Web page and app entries
....

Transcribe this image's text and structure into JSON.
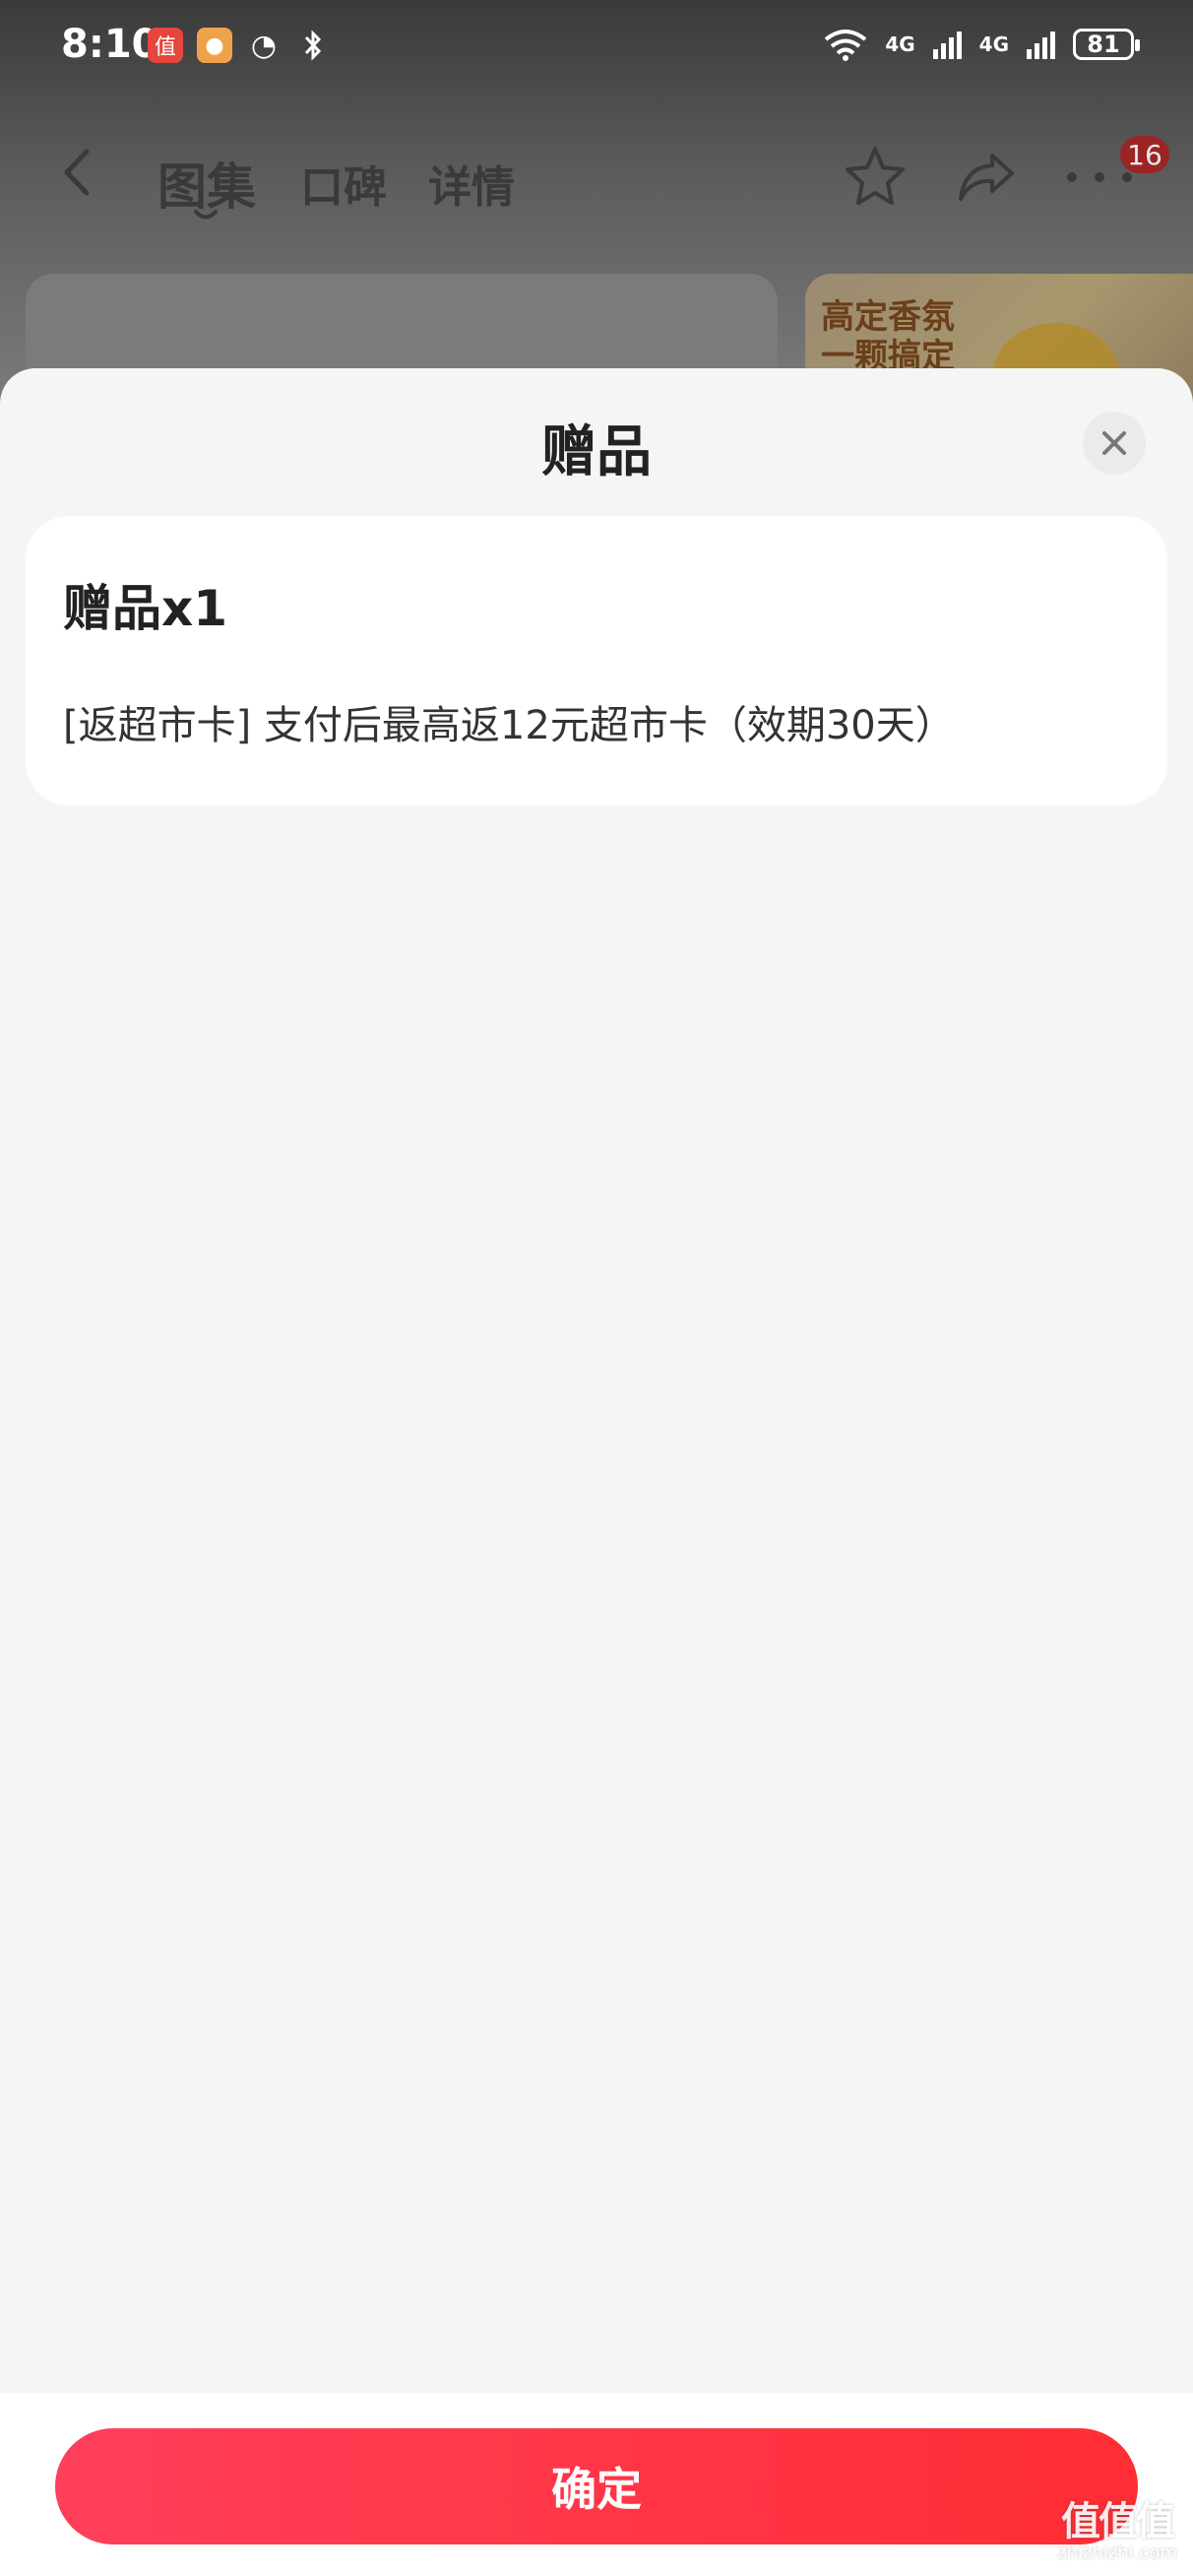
{
  "status_bar": {
    "time": "8:10",
    "battery": "81",
    "network_1": "4G",
    "network_2": "4G"
  },
  "nav": {
    "tabs": [
      {
        "label": "图集"
      },
      {
        "label": "口碑"
      },
      {
        "label": "详情"
      }
    ],
    "badge_count": "16"
  },
  "banner": {
    "line1": "高定香氛",
    "line2": "一颗搞定"
  },
  "sheet": {
    "title": "赠品",
    "gift_heading": "赠品x1",
    "gift_description": "[返超市卡] 支付后最高返12元超市卡（效期30天）"
  },
  "footer": {
    "confirm_label": "确定"
  },
  "watermark": {
    "main": "值值值",
    "sub": "zhizhizhi.com"
  },
  "colors": {
    "accent": "#ff2d34",
    "badge": "#9b2525",
    "sheet_bg": "#f5f5f5"
  },
  "icons": [
    "back-icon",
    "star-icon",
    "share-icon",
    "more-icon",
    "close-icon",
    "wifi-icon",
    "bluetooth-icon",
    "battery-icon"
  ]
}
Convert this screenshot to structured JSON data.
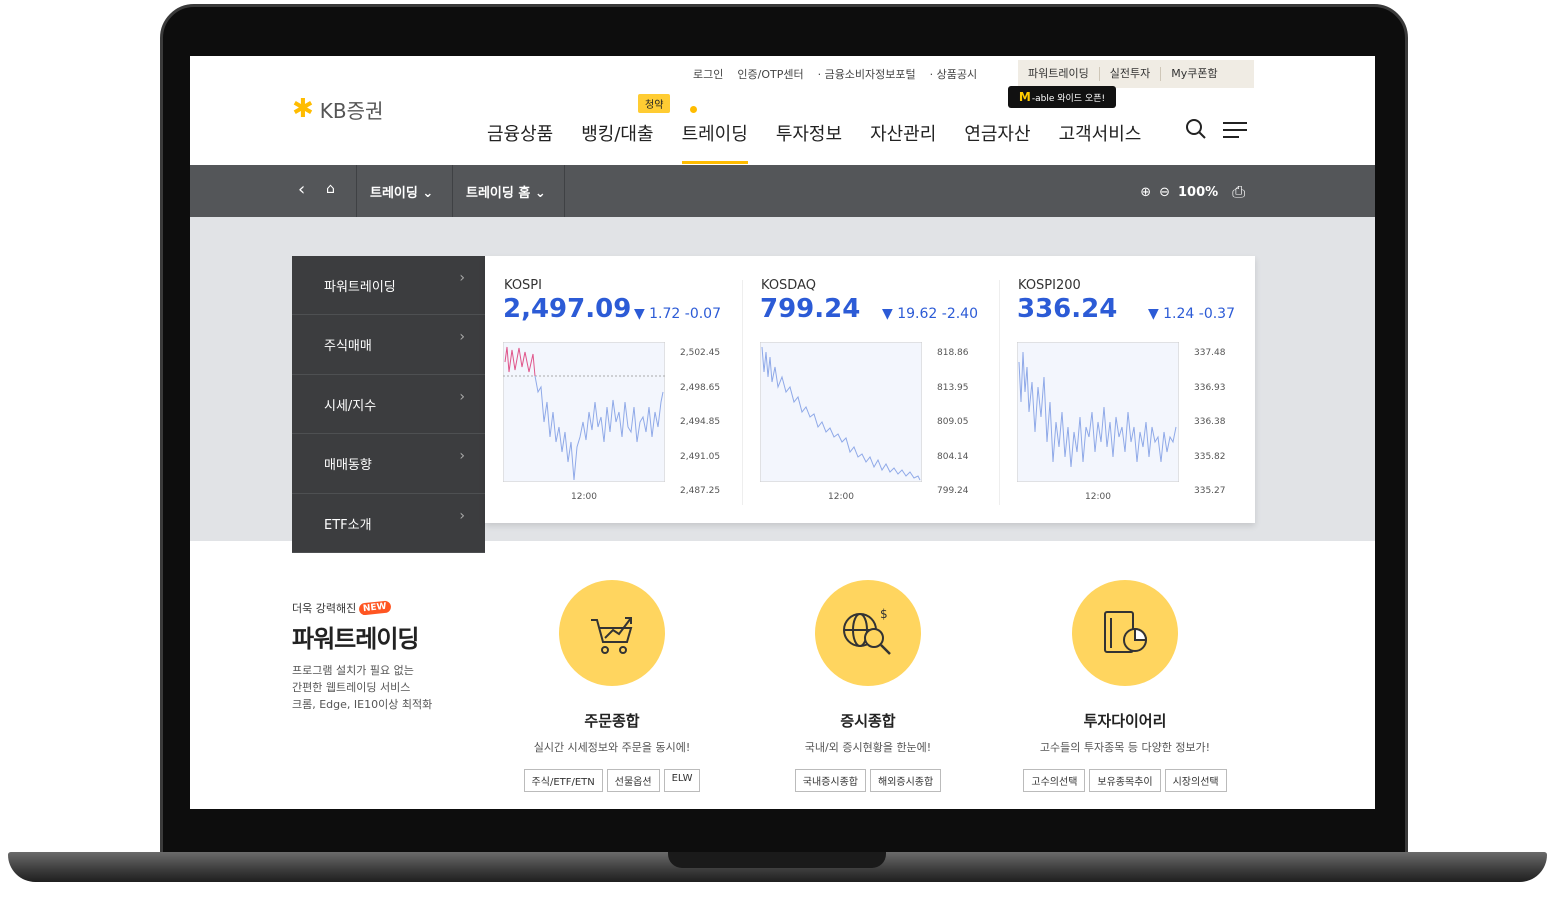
{
  "util_links": [
    "로그인",
    "인증/OTP센터",
    "· 금융소비자정보포털",
    "· 상품공시"
  ],
  "util_box": [
    "파워트레이딩",
    "실전투자",
    "My쿠폰함"
  ],
  "tooltip": {
    "brand": "M",
    "text": "-able 와이드 오픈!"
  },
  "logo": {
    "symbol": "✱",
    "text": "KB증권"
  },
  "gnb": [
    "금융상품",
    "뱅킹/대출",
    "트레이딩",
    "투자정보",
    "자산관리",
    "연금자산",
    "고객서비스"
  ],
  "badge": "청약",
  "locbar": {
    "back": "‹",
    "home": "⌂",
    "crumb1": "트레이딩 ⌄",
    "crumb2": "트레이딩 홈 ⌄",
    "zoom_in": "⊕",
    "zoom_out": "⊖",
    "zoom": "100%",
    "print": "⎙"
  },
  "sidemenu": [
    "파워트레이딩",
    "주식매매",
    "시세/지수",
    "매매동향",
    "ETF소개"
  ],
  "indices": [
    {
      "name": "KOSPI",
      "value": "2,497.09",
      "change": "▼ 1.72  -0.07",
      "ticks": [
        "2,502.45",
        "2,498.65",
        "2,494.85",
        "2,491.05",
        "2,487.25"
      ],
      "time": "12:00"
    },
    {
      "name": "KOSDAQ",
      "value": "799.24",
      "change": "▼ 19.62  -2.40",
      "ticks": [
        "818.86",
        "813.95",
        "809.05",
        "804.14",
        "799.24"
      ],
      "time": "12:00"
    },
    {
      "name": "KOSPI200",
      "value": "336.24",
      "change": "▼ 1.24  -0.37",
      "ticks": [
        "337.48",
        "336.93",
        "336.38",
        "335.82",
        "335.27"
      ],
      "time": "12:00"
    }
  ],
  "powertrading": {
    "small": "더욱 강력해진",
    "new": "NEW",
    "title": "파워트레이딩",
    "desc1": "프로그램 설치가 필요 없는",
    "desc2": "간편한 웹트레이딩 서비스",
    "desc3": "크롬, Edge, IE10이상 최적화"
  },
  "features": [
    {
      "title": "주문종합",
      "desc": "실시간 시세정보와 주문을 동시에!",
      "tags": [
        "주식/ETF/ETN",
        "선물옵션",
        "ELW"
      ]
    },
    {
      "title": "증시종합",
      "desc": "국내/외 증시현황을 한눈에!",
      "tags": [
        "국내증시종합",
        "해외증시종합"
      ]
    },
    {
      "title": "투자다이어리",
      "desc": "고수들의 투자종목 등 다양한 정보가!",
      "tags": [
        "고수의선택",
        "보유종목추이",
        "시장의선택"
      ]
    }
  ]
}
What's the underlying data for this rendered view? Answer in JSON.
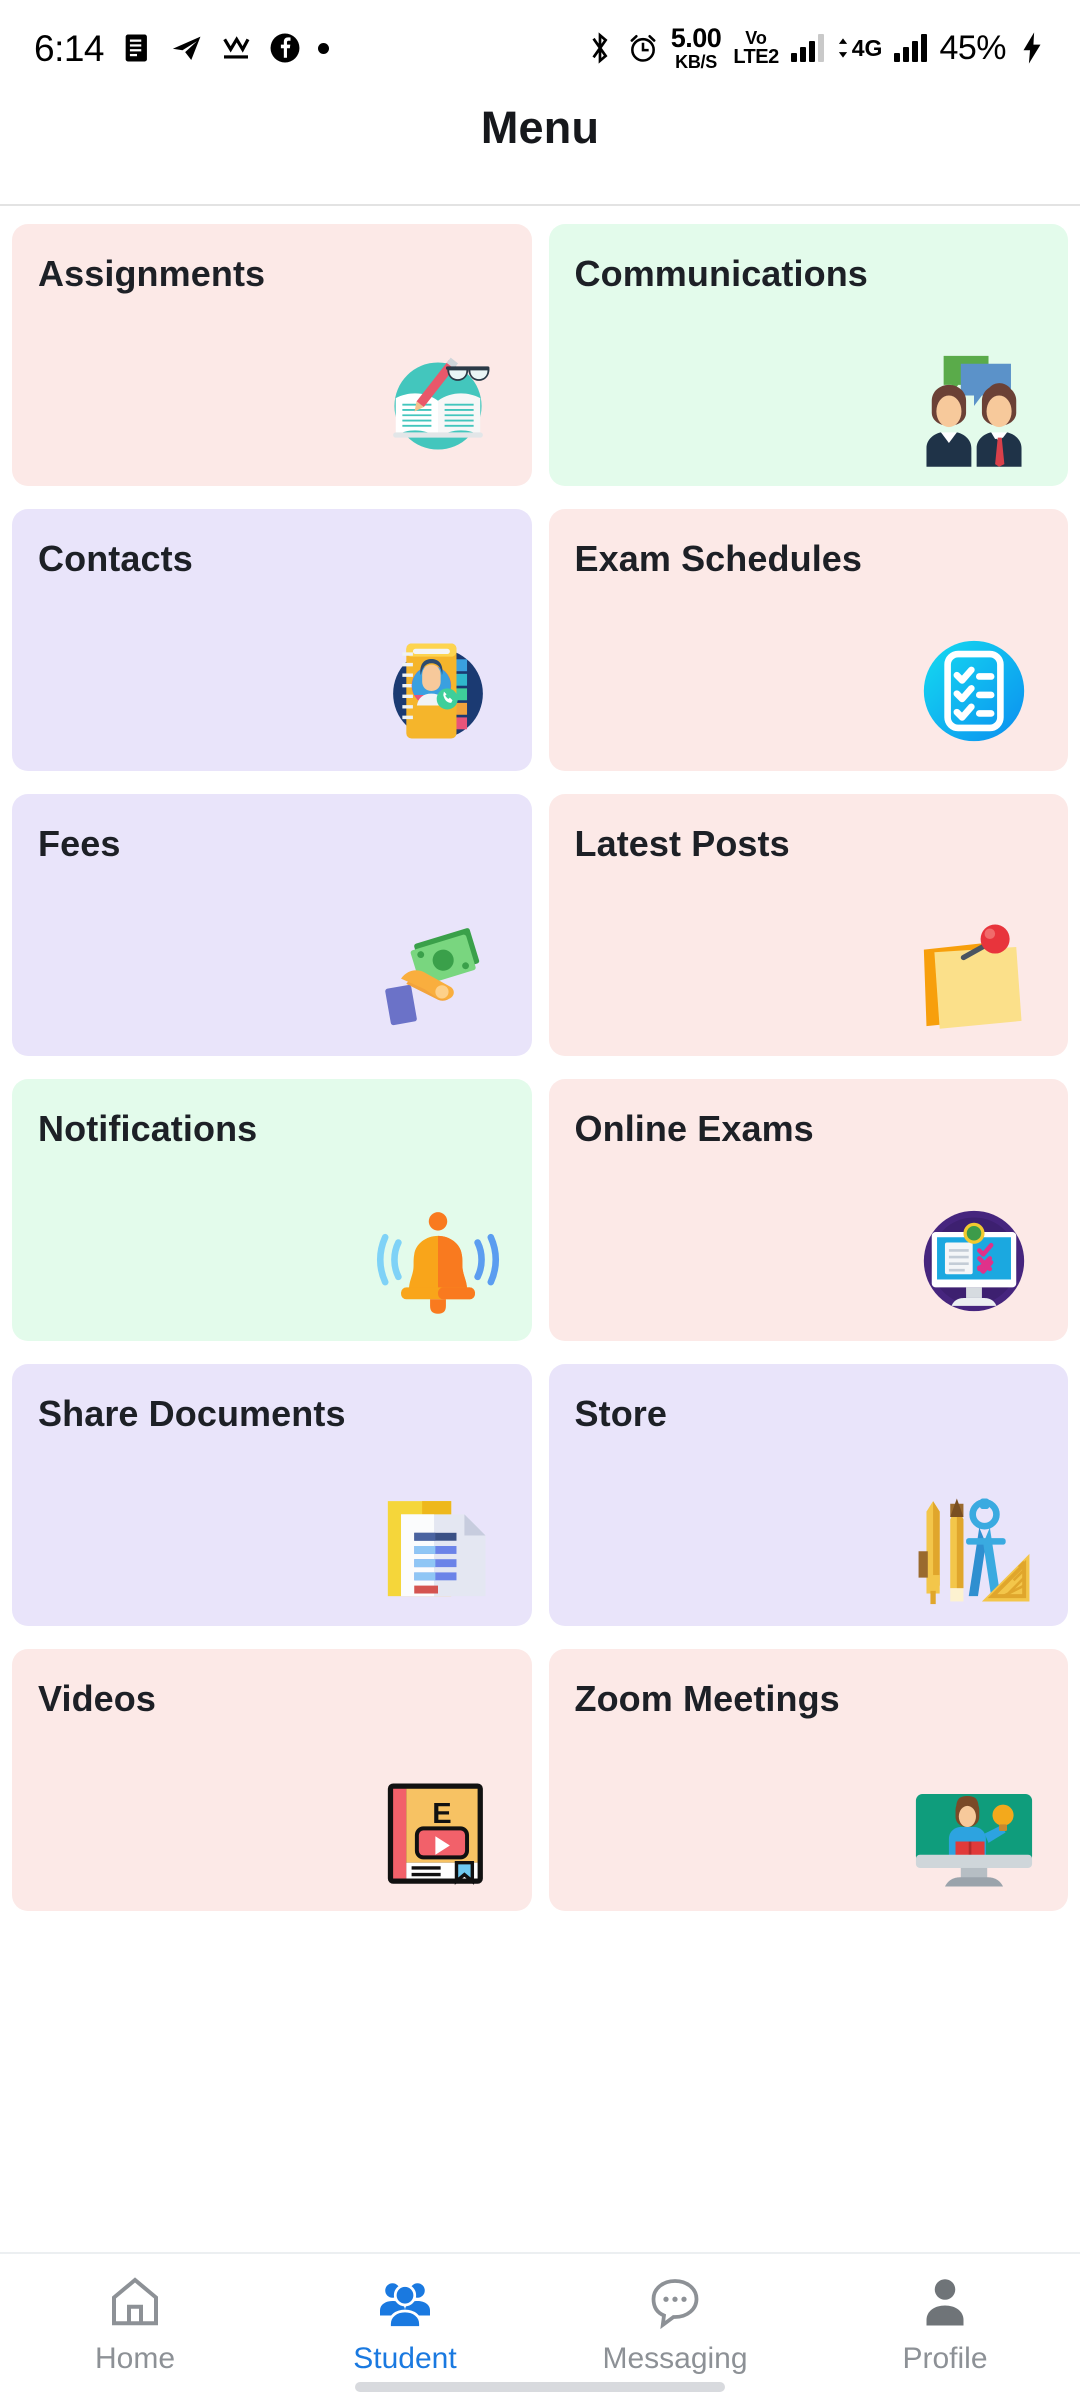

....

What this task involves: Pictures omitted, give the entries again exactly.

Exercise result:
Transcribe this image's text and structure into JSON.
{
  "status_bar": {
    "time": "8:10",
    "battery": "81",
    "network_1": "4G",
    "network_2": "4G"
  },
  "nav": {
    "tabs": [
      {
        "label": "图集"
      },
      {
        "label": "口碑"
      },
      {
        "label": "详情"
      }
    ],
    "badge_count": "16"
  },
  "banner": {
    "line1": "高定香氛",
    "line2": "一颗搞定"
  },
  "sheet": {
    "title": "赠品",
    "gift_heading": "赠品x1",
    "gift_description": "[返超市卡] 支付后最高返12元超市卡（效期30天）"
  },
  "footer": {
    "confirm_label": "确定"
  },
  "watermark": {
    "main": "值值值",
    "sub": "zhizhizhi.com"
  },
  "colors": {
    "accent": "#ff2d34",
    "badge": "#9b2525",
    "sheet_bg": "#f5f5f5"
  },
  "icons": [
    "back-icon",
    "star-icon",
    "share-icon",
    "more-icon",
    "close-icon",
    "wifi-icon",
    "bluetooth-icon",
    "battery-icon"
  ]
}
Convert this screenshot to structured JSON data.
{
  "util_links": [
    "로그인",
    "인증/OTP센터",
    "· 금융소비자정보포털",
    "· 상품공시"
  ],
  "util_box": [
    "파워트레이딩",
    "실전투자",
    "My쿠폰함"
  ],
  "tooltip": {
    "brand": "M",
    "text": "-able 와이드 오픈!"
  },
  "logo": {
    "symbol": "✱",
    "text": "KB증권"
  },
  "gnb": [
    "금융상품",
    "뱅킹/대출",
    "트레이딩",
    "투자정보",
    "자산관리",
    "연금자산",
    "고객서비스"
  ],
  "badge": "청약",
  "locbar": {
    "back": "‹",
    "home": "⌂",
    "crumb1": "트레이딩 ⌄",
    "crumb2": "트레이딩 홈 ⌄",
    "zoom_in": "⊕",
    "zoom_out": "⊖",
    "zoom": "100%",
    "print": "⎙"
  },
  "sidemenu": [
    "파워트레이딩",
    "주식매매",
    "시세/지수",
    "매매동향",
    "ETF소개"
  ],
  "indices": [
    {
      "name": "KOSPI",
      "value": "2,497.09",
      "change": "▼ 1.72  -0.07",
      "ticks": [
        "2,502.45",
        "2,498.65",
        "2,494.85",
        "2,491.05",
        "2,487.25"
      ],
      "time": "12:00"
    },
    {
      "name": "KOSDAQ",
      "value": "799.24",
      "change": "▼ 19.62  -2.40",
      "ticks": [
        "818.86",
        "813.95",
        "809.05",
        "804.14",
        "799.24"
      ],
      "time": "12:00"
    },
    {
      "name": "KOSPI200",
      "value": "336.24",
      "change": "▼ 1.24  -0.37",
      "ticks": [
        "337.48",
        "336.93",
        "336.38",
        "335.82",
        "335.27"
      ],
      "time": "12:00"
    }
  ],
  "powertrading": {
    "small": "더욱 강력해진",
    "new": "NEW",
    "title": "파워트레이딩",
    "desc1": "프로그램 설치가 필요 없는",
    "desc2": "간편한 웹트레이딩 서비스",
    "desc3": "크롬, Edge, IE10이상 최적화"
  },
  "features": [
    {
      "title": "주문종합",
      "desc": "실시간 시세정보와 주문을 동시에!",
      "tags": [
        "주식/ETF/ETN",
        "선물옵션",
        "ELW"
      ]
    },
    {
      "title": "증시종합",
      "desc": "국내/외 증시현황을 한눈에!",
      "tags": [
        "국내증시종합",
        "해외증시종합"
      ]
    },
    {
      "title": "투자다이어리",
      "desc": "고수들의 투자종목 등 다양한 정보가!",
      "tags": [
        "고수의선택",
        "보유종목추이",
        "시장의선택"
      ]
    }
  ]
}
What's the underlying data for this rendered view? Answer in JSON.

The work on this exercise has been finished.